Bill Skolnik (Ontario): We encourage open dialogue with production companies individually and with their association in order to fully understand the new realities of production and offer solutions. We work through the issues and offer practical solutions that are inventive but do not detract from the essence of our agreement. This calls for greater flexibility on the part of the production companies and their association. Currently we are seeking changes to the job descriptions from the producer’s association since the current definitions do not necessarily reflect the numerous and ubiquitous technological advances in the industry and with individual crafts.

What were some of your wins in the last year?

Brian Baker (Canada): We negotiated a new collective agreement in five  of our seven  District Councils where we made major gains for our members in lower paid categories while overall staying within the parameters for pay raises established by the industry. This was due to the solidarity that our Directors and other members showed by giving up or sharing their potential wage gains with these lower-paid members. We also negotiated, for the first time, rates and additional use fees for Directors working on Internet productions. We established an office in Ottawa in order to more effectively press our case for increased support for our industry.

Bill Skolnik (Ontario): DGC Ontario largely maintained its production levels and exceeded our projected activity. We’re also making great headway in representing our members on work at lower budget levels and have maintained our flexibility without reducing member fees or benefits. Our policy of set and location visits is paying off. Every set and location is now visited by a DGC Ontario business rep regularly and we’ve recently added a dedicated rep for post-production. [But] perhaps our greatest triumph was attracting over 500 members to our 2013 AGM, which ended up being delayed due to the long lineup just to register. This was unprecedented in DGC Ontario history. In fact, attracting well over a third of the membership to a union meeting that did not involve a formal ratification is the stuff of trade union history.
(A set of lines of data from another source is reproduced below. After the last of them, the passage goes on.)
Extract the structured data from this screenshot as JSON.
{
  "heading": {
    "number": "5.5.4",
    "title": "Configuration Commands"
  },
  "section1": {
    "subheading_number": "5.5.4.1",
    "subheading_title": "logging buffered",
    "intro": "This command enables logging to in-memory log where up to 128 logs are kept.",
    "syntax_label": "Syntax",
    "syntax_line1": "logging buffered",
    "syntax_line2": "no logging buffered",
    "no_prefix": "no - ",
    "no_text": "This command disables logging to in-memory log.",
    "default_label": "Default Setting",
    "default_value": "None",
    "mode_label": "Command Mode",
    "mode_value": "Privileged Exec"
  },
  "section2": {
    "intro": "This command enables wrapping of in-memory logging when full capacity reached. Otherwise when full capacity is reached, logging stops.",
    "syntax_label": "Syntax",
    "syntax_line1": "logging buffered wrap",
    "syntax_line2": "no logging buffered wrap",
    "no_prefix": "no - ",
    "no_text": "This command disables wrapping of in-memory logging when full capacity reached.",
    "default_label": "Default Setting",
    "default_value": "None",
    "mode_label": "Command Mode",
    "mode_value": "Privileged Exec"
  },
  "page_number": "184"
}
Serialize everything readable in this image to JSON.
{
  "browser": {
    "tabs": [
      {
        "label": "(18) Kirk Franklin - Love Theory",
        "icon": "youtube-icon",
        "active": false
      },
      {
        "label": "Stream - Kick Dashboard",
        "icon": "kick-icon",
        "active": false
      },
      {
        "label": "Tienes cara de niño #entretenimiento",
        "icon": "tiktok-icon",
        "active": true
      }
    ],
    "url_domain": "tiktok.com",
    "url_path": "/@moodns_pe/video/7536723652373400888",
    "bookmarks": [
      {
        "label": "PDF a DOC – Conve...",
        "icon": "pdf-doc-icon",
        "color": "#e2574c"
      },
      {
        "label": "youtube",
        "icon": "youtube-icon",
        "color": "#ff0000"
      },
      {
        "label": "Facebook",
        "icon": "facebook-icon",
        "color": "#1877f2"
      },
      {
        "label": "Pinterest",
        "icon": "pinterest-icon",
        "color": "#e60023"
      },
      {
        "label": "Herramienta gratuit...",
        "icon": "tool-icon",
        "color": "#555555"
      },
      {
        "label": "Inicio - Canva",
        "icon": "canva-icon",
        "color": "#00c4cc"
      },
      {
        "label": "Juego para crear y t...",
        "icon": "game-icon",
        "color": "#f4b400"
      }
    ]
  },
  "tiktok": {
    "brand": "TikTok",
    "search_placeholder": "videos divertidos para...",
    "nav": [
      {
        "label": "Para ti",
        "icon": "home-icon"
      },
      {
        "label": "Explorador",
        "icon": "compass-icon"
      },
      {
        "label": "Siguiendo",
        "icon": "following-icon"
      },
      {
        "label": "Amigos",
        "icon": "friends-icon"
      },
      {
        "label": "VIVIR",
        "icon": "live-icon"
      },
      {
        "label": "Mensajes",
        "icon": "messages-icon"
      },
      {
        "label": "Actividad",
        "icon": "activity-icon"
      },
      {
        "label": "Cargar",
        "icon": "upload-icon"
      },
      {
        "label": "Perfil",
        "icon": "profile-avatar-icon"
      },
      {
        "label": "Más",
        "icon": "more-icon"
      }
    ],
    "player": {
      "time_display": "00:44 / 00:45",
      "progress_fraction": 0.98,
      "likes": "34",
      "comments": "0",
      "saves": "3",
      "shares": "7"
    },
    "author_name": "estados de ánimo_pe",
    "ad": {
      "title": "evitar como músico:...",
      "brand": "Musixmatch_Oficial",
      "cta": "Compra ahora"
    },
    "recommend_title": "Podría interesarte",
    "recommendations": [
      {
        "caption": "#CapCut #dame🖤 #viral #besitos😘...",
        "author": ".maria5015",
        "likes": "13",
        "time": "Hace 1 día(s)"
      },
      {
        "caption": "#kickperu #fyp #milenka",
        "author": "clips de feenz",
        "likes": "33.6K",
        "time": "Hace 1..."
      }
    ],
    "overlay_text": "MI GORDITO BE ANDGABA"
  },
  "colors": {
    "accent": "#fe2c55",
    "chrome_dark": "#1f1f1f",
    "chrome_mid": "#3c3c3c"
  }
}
What difficulties did you encounter in the last year?

Brian Baker (Canada): The decisions that we made last year in collective bargaining will have an impact on the livelihoods of our members for years to come. We take this responsibility seriously. It was a long and arduous process.

Bill Skolnik (Ontario): The biggest challenge was bargaining our agreement with the CMPA. And while it was a lengthy process, its implementation was a great success.

What will be the issue that has the greatest impact on your membership in the next five years?

Brian Baker (Canada): This is a period of accelerated change, but we are guided by an enduring underlying philosophy: whatever the dominant platform turns out to be going forward, the future of the screen-based industries rests on empowering the creative team. The current golden era of television and the historic periods of flourishing for feature film share this one dynamic. We have seen terrific burst of success in Canada when writers and directors have been properly fostered, and we know we can do better in Canada. Empowering the creative team is the key to the future prosperity our screen-based industries, the key to our becoming more competitive on screens everywhere, the key to keeping our members working, and the mantra that drives the DGC as we manoeuvre on this rapidly shifting landscape.

Bill Skolnik (Ontario): I return to the first response: the challenge of meeting members’ needs and security while increasingly dealing with new production, content and broadcast models as reflected in the digital universe.

Correction: The print version of the Q&A response from the Director’s Guild of Canada incorrectly identified Bill Skolnik as the CEO and executive director of DGC. Skolnik is the CEO and executive director of DGC Ontario. Brian Baker is the national executive director of DGC. Playback regrets the error.